A Mail Ma'am's Mission to Protect Bluebirds
A Virginia letter carrier has turned her route into a haven for nesting eastern bluebirds.
Coe notes that Shultz's passion for birds is infectious, and that she's always willing to share her massive store of self-taught knowledge with folks along her mail route. Kate Duval keeps watch over her box, sometimes through binoculars from her living room; in 2011 she had four hatchlings for the first time. No such luck for Bozarth. "They had beencoming sporadically," she says. In previous years several bluebird families had produced eight or nine chicks in two houses she had installed herself. She seems worried about the prospects of their return yet assured that she and Shultz will somehow make the Bozarth boxes more hospitable. (As Audubon went to press, chicks had recently hatched in the newly installed box.)
"Birds are such miraculous little beings," says Shultz. "That's what draws me to them. They have that whole survival-of-the-fittest thing going on with migration." And as if running a banding station, the Host-a-House program, and a mail route aren't enough, Shultz has a new mission: to build great crested flycatcher houses. She's already put up three.

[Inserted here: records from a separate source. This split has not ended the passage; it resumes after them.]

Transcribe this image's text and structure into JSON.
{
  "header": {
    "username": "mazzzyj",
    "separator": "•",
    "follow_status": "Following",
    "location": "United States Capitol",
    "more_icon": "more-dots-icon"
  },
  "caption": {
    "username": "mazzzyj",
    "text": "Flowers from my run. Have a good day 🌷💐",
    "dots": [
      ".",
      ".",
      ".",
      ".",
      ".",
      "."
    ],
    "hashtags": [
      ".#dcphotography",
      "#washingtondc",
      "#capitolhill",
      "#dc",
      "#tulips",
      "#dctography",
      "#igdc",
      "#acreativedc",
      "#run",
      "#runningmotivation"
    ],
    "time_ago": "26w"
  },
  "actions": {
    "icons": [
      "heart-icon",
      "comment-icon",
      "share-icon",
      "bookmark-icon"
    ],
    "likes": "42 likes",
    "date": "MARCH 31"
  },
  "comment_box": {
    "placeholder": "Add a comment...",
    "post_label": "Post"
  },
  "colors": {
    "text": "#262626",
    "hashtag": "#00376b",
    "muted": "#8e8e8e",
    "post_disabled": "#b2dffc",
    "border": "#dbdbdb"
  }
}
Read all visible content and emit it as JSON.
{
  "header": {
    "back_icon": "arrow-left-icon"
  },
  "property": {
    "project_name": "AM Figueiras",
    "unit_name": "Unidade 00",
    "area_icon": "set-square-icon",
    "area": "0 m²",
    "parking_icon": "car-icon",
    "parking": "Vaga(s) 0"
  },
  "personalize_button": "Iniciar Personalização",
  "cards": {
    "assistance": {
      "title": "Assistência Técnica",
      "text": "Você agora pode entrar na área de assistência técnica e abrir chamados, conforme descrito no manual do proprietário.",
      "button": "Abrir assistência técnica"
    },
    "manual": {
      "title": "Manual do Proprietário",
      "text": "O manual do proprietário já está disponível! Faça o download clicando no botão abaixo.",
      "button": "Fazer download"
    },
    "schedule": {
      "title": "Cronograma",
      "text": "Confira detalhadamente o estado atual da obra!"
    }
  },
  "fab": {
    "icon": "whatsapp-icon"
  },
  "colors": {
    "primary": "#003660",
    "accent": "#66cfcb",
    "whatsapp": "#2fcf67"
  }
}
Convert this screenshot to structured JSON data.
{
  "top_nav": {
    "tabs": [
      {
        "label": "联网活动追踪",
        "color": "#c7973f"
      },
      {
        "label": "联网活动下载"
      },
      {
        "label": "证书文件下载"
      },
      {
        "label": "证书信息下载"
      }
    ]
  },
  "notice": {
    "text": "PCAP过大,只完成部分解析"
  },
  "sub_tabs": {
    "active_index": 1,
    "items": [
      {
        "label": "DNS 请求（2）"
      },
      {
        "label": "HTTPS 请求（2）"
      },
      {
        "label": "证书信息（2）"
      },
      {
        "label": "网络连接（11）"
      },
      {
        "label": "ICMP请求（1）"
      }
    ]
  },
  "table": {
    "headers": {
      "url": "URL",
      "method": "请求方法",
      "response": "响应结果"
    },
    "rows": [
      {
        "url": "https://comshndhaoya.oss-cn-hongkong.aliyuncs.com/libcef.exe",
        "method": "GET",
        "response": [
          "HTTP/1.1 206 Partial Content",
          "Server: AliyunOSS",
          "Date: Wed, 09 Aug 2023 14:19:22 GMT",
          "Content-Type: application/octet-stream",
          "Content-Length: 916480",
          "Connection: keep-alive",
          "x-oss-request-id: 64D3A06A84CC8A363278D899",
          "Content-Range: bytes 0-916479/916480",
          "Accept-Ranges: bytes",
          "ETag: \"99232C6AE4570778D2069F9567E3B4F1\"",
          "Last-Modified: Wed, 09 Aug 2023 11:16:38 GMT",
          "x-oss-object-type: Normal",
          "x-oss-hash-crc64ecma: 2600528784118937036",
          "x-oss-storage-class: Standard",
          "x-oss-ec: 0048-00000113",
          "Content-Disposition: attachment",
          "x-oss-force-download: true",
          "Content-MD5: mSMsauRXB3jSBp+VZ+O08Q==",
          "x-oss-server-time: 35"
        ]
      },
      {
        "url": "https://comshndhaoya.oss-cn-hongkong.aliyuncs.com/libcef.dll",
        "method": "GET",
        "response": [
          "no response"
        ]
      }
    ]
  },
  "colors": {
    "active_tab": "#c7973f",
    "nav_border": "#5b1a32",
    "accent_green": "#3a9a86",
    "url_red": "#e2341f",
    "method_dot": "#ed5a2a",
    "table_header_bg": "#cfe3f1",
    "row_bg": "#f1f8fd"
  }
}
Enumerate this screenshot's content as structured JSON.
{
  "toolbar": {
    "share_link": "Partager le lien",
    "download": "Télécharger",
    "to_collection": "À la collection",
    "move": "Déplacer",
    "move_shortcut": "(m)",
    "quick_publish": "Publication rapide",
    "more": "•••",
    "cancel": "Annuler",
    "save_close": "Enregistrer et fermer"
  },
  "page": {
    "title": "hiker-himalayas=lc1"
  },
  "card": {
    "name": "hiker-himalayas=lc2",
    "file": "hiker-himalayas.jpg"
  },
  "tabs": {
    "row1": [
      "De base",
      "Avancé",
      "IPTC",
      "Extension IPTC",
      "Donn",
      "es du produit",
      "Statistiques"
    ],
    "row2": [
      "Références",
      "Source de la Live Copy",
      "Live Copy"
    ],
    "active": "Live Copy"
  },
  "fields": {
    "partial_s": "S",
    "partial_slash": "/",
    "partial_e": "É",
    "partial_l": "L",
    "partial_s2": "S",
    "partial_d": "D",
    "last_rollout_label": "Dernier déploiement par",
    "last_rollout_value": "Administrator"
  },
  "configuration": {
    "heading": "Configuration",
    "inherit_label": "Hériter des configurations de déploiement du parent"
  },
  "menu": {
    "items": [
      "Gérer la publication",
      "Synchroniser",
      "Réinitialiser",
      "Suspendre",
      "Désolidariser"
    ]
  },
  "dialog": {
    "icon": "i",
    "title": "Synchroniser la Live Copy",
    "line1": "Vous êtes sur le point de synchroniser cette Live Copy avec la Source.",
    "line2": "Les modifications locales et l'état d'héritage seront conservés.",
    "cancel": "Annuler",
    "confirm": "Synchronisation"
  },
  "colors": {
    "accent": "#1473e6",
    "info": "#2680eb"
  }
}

This story originally ran in the July-August 2012 issue as "Priority Mail."